Mexican presidential candidate López Obrador open to international help to fight drug violence
Obrador “open” to allowing international organizations in to Mexico to help investigate cases of corruption and human rights abuses.
MEXICO CITY - Mexican presidential frontrunner Andrés Manuel López Obrador on Tuesday said he was willing to enlist international organizations to help fight drug violence and corruption, countering critics who have said the nationalist candidate might resist working with foreign bodies.
The leftist former mayor of Mexico City, López Obrador has become voters’ firm favorite ahead of the July 1 election, vowing to lower violence, attack decades of political graft and focus attention on the poor.
AMLO, as the candidate is known, promises to demilitarize the battle against the country’s criminal organizations and has even explored a divisive, albeit vague, proposal for a criminal amnesty so that gangsters curb the violence.

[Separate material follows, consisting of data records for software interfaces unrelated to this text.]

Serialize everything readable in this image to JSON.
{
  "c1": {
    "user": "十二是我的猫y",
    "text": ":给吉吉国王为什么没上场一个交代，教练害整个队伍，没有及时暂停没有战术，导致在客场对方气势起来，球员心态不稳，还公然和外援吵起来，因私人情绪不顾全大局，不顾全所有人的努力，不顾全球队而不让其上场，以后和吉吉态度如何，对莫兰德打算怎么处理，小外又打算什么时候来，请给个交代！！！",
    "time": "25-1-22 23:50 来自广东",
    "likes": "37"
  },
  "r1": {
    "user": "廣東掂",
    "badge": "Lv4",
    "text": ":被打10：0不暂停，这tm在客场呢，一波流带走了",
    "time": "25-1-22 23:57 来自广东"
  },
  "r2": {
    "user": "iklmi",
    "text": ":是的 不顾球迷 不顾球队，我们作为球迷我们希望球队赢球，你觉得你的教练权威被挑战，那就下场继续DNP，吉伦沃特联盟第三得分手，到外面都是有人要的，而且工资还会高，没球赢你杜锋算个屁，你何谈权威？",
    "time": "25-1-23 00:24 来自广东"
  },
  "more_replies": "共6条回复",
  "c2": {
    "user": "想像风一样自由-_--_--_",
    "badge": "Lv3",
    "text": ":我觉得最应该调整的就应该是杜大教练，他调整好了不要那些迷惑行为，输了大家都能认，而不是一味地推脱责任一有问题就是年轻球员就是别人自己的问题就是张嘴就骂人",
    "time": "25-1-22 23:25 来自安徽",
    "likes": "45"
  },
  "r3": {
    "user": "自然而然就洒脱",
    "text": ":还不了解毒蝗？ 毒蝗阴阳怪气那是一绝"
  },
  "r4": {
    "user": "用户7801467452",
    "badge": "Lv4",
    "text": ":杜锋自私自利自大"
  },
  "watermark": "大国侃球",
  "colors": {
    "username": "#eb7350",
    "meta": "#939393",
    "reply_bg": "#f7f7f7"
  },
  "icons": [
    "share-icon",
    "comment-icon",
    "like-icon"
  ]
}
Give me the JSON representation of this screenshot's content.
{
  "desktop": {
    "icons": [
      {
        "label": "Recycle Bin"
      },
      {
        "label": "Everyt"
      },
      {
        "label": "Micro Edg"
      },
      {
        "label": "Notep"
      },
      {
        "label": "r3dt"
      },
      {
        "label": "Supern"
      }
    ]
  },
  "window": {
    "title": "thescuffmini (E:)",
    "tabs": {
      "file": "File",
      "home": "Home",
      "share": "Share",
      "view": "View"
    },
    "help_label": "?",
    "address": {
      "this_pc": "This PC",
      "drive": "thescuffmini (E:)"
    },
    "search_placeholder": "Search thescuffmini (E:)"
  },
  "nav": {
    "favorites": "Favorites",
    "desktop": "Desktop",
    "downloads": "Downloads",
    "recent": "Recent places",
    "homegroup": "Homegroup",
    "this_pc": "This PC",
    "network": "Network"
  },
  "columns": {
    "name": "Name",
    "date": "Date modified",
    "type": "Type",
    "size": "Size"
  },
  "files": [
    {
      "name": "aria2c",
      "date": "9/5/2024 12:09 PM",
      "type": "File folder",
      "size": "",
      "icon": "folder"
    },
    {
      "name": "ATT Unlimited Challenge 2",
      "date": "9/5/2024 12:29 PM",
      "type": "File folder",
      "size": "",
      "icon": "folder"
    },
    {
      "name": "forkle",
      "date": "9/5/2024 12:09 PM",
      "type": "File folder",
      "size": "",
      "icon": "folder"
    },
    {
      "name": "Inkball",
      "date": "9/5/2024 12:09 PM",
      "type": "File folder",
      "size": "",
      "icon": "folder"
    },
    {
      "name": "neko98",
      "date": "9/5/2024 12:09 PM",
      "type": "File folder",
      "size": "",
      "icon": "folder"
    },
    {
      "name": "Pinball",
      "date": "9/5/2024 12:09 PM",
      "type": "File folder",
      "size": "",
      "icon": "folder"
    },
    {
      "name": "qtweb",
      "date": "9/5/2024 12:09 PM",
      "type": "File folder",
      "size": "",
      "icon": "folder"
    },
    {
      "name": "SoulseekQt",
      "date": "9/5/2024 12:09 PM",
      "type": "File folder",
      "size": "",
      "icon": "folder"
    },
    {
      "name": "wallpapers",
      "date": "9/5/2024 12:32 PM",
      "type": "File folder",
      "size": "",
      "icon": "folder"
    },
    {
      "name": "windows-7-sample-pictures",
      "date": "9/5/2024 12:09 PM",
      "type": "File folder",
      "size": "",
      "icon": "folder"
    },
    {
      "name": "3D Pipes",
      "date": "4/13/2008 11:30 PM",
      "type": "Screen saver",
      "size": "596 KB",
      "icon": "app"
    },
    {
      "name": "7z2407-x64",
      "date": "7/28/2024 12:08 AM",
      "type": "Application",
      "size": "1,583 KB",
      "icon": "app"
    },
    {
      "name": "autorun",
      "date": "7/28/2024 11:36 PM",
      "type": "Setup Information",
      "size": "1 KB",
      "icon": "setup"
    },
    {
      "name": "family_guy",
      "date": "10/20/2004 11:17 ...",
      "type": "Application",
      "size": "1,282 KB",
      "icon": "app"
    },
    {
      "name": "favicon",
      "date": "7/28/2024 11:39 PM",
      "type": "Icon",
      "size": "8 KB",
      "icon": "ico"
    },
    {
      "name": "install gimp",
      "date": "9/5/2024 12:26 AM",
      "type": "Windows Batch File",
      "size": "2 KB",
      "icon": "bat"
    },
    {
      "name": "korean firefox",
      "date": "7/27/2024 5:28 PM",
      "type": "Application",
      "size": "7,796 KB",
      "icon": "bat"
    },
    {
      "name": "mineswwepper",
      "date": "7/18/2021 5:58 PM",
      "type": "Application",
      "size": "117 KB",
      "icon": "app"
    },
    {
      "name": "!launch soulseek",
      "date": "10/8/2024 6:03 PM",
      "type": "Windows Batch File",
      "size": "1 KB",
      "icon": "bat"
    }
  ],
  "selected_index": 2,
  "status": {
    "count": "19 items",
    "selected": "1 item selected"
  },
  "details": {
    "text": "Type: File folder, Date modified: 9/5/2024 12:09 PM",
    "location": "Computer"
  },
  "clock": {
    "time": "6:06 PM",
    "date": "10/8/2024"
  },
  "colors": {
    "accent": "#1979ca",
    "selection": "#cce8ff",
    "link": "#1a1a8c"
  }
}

“We’ll invite Pope Francis, the Secretary-General of the United Nations, Antonio Guterres, representatives of international organizations ... so that, with local experts, and with the victims and families of the victims, we elaborate a joint plan to attain peace in this country,” López Obrador said at an event with non-governmental organizations.
López Obrador has been dismissive of civil society organizations during the campaign, and his comments may help ease fears that he would seek to curtail their growing influence or clamp down on foreign nongovernmental organizations.
The 64-year-old added that he is willing to establish a truth commission to bring closure to tens of thousands of people exposed to horrific murders and disappearances of their friends and family.
Additionally, he said he was “open” to allowing international organizations in to Mexico to help investigate cases of corruption and human rights abuses.
Although he did not refer to it by name, López Obrador said that if he wins he would be willing to allow the creation of a body, akin to the U.S.-backed CICIG in Guatemala, which helps local prosecutors build graft cases.
Unlike in the rest of Latin America, where the corruption scandal involving Brazilian builder Odebrecht has toppled presidents, Mexico’s current government has been dragging its feet over investigating the company’s alleged illicit links with high-profile figures close to President Enrique Peña Nieto.
Ricardo Anaya, the second-place presidential candidate who leads a left-right alliance, was also at the event, and agreed with López Obrador on the need for allowing international experts to help design ways to end impunity, and also establish a truth commission.